  • Yellow roses: this is the perfect color to indicate friendship (unless your friend hates the color, of course). However, the yellow color can also denote infidelity or jealousy. So, tread with caution!
  • Lavender roses: this is the perfect romantic gift as lavender roses are incredibly rare and, by default, rare; it also denotes splendor, an enchantment, and royalty.
  • Pink roses: symbolize grace, joy, and gratitude, making them the perfect alternative to red roses at the beginning of a relationship.
  • White roses: while brides have worn white roses to denote innocence and purity, it has since become to symbolize a new love in your life.

A Beginners Guide To Growing Roses

Growing roses might sound challenging, but with the following tips and tricks, you will have a fabulous rose garden in no time!

Roses should ideally be planted in areas with fertile, well-draining soil where they will get at least six hours of sun per day. So, you might have to spend a day popping out into your garden to find the ideal spot.
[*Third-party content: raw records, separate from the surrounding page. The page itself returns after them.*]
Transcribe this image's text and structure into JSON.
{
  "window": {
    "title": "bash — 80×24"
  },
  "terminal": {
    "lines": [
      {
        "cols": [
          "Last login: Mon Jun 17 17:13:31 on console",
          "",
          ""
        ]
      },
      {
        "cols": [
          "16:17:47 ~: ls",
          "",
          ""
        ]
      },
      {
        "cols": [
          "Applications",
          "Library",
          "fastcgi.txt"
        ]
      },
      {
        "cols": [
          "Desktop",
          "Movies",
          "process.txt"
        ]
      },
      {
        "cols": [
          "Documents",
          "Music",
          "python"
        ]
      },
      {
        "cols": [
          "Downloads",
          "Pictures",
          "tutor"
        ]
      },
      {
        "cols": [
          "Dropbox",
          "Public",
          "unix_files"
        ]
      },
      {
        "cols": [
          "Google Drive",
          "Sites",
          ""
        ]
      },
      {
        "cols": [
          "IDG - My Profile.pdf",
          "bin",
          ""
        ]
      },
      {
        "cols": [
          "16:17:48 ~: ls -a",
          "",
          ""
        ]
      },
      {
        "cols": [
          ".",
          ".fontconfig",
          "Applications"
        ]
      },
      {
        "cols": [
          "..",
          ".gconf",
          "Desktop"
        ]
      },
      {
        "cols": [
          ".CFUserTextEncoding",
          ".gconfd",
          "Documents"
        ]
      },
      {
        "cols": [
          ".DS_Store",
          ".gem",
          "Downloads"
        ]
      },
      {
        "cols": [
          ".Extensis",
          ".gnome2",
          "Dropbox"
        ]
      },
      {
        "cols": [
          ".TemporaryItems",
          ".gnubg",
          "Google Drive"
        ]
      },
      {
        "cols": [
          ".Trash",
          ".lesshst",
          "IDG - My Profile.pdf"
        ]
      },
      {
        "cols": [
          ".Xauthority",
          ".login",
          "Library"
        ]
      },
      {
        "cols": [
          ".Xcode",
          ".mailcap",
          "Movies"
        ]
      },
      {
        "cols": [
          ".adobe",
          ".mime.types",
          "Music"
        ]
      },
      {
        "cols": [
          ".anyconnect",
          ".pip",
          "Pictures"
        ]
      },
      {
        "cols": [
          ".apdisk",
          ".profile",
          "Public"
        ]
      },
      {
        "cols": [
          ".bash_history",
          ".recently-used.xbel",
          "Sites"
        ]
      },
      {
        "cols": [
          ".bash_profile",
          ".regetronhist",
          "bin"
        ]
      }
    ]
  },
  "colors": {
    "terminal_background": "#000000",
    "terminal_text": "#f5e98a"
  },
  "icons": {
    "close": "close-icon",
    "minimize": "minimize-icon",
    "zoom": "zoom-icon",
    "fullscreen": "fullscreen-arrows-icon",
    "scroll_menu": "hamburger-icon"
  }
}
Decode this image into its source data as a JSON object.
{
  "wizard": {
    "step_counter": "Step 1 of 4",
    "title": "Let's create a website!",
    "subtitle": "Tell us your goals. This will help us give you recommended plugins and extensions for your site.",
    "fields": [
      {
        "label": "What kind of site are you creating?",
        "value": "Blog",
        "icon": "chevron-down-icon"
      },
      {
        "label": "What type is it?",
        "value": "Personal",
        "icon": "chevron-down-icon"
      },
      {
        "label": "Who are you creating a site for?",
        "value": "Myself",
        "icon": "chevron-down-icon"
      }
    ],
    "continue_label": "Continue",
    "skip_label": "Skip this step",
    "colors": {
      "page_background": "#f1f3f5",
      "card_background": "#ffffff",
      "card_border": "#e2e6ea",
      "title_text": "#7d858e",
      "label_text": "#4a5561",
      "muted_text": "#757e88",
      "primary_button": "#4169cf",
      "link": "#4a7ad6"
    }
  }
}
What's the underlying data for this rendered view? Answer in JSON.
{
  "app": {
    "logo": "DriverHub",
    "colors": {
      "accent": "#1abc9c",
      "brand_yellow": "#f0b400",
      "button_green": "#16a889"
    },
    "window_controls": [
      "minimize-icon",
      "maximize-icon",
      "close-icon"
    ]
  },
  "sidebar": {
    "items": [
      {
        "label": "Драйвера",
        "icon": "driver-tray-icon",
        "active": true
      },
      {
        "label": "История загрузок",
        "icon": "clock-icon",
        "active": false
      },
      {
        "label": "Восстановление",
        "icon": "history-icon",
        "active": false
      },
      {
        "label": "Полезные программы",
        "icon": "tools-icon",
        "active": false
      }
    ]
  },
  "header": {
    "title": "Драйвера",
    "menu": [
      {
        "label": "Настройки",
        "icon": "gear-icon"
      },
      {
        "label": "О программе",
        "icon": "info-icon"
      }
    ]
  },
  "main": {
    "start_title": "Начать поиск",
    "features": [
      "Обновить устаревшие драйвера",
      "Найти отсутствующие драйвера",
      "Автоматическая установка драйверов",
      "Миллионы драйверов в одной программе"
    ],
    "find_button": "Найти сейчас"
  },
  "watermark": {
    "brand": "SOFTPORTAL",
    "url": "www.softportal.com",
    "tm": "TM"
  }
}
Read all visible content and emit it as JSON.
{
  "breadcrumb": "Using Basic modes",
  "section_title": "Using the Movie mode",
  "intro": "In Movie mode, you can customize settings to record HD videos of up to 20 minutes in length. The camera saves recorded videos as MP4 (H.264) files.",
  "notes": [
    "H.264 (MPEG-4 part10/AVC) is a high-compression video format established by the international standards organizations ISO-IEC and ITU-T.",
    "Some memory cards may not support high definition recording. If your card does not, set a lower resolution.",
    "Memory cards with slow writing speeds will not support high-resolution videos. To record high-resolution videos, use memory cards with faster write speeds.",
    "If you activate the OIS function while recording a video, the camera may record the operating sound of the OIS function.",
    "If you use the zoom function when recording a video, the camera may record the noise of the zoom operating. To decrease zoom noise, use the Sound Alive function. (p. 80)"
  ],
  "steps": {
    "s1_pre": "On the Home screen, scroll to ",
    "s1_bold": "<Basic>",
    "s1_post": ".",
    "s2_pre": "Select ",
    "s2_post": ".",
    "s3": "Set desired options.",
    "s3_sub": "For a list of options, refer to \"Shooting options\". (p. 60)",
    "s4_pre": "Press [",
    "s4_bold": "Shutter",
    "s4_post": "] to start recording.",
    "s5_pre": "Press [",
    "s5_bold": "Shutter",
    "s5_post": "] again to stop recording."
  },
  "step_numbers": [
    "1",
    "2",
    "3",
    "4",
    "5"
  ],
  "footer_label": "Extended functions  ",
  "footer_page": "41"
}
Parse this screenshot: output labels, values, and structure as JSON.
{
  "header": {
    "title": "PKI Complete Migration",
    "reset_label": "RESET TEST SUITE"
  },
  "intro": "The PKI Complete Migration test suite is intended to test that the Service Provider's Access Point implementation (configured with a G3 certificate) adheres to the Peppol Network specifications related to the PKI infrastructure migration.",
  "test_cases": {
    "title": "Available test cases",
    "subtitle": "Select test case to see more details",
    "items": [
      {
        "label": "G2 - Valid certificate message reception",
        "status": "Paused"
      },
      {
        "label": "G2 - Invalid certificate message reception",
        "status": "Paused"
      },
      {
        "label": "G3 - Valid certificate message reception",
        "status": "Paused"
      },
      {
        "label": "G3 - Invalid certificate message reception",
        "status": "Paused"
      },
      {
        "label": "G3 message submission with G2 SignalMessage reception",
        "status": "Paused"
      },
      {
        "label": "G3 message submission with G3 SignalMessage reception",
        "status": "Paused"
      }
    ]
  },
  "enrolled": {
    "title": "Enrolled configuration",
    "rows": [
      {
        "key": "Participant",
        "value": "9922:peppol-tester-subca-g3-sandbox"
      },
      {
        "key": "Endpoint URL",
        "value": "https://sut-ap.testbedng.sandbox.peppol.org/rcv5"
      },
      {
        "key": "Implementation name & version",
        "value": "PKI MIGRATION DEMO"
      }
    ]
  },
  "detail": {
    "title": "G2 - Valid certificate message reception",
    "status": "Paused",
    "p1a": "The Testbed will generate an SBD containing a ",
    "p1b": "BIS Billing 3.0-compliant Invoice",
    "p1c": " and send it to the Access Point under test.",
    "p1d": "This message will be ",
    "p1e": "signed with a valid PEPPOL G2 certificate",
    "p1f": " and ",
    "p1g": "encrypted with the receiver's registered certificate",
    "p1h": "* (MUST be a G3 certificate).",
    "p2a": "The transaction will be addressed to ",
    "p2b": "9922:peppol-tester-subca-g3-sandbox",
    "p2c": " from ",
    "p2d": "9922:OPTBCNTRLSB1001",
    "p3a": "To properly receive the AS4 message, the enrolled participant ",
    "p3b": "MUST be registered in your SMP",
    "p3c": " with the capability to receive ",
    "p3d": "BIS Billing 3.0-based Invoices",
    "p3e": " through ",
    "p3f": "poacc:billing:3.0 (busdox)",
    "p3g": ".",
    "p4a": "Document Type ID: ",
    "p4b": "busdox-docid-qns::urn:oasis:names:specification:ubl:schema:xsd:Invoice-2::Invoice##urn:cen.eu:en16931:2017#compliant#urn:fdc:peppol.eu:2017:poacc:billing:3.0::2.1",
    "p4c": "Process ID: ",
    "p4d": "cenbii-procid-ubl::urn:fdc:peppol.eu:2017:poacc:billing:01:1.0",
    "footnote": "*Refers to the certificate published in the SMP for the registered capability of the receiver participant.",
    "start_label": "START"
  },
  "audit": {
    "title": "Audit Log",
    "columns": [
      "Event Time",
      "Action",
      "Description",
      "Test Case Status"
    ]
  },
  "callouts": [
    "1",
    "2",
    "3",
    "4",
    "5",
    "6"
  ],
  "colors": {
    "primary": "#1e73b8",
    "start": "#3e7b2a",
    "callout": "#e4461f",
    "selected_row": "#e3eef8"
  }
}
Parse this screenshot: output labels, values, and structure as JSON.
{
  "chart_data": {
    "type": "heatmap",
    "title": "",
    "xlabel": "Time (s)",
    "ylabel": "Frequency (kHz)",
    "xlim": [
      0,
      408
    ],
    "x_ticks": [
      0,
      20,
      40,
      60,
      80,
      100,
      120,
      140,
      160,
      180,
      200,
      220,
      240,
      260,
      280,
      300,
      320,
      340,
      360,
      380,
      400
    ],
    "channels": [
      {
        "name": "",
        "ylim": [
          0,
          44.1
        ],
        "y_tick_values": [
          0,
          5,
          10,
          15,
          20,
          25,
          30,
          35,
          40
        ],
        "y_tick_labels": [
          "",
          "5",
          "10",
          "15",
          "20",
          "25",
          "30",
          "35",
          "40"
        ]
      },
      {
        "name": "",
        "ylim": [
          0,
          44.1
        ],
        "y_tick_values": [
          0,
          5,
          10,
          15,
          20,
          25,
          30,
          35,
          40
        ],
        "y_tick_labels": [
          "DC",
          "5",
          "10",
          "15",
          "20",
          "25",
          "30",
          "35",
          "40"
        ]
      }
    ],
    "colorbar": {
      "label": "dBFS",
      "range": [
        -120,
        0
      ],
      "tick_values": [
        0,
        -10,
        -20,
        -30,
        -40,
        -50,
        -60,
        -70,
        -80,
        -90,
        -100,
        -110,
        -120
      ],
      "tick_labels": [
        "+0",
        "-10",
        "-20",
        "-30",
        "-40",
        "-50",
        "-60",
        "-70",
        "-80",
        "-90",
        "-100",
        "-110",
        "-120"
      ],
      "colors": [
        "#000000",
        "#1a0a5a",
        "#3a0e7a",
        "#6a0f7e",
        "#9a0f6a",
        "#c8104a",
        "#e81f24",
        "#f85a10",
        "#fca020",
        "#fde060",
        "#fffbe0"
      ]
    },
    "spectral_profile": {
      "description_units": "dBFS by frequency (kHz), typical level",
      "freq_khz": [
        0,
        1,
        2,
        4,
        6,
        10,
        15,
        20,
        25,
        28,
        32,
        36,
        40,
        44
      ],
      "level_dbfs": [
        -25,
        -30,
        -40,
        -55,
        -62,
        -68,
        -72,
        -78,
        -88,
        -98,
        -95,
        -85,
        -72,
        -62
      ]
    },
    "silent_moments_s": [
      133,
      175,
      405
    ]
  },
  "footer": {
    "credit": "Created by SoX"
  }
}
While roses should ideally be planted at the beginning of spring or during fall, container-based roses can be potted between spring to fall. Although, spring is always the best time to add new plants to any garden.

All rose bushes should be planted in a hole at a depth of approximately 2 ft, whether in your flower bed or a container. 

If you are planting it in a container, ensure that it is wide enough to accommodate the plant’s route system comfortably.

Then mix good quality organic matter like well rotten manure into the backfill soil, and tuck in your roses while ensuring that the soil is firmly patted down, following which add another layer of manure around the base of the rose and water it properly.

To promote healthy growth, it’s imperative to water your newly planted roses on a weekly basis with an inch of water at a time during their springtime growing season. 

Roses are prone to destructive fungal diseases like powdery mildew and black spot, so avoid overhead watering and use soaker hoses or a soil line to keep their foliage dry while hydrating their roots.

While the addition of well rotten mature springtime applications should provide adequate nutrients, rose fertilizer applications would also promote healthy growth.

Another gardening trick is to apply mulch around the base of your rose bushes, as it helps the plant retain moisture and may protect it during winter seasons.

If you want to keep your roses in a tiptop condition, prune them once the springtime foliage buds start growing and cut them roughly ¼ inch above the leaf bud eyes, and make sure that you remove any unhealthy branches.

While establishing a thriving rose garden might sound challenging, it’s not “rocket science,” and with a little basic tender care, you will have lots of blooming bragging rights!


Nothing compares to the multisensory thrill of a rose’s sublime fragrances and its fragile yet fleeting magnificence. So now that you know you’ve read my ultimate guide to roses – which one is your favorite?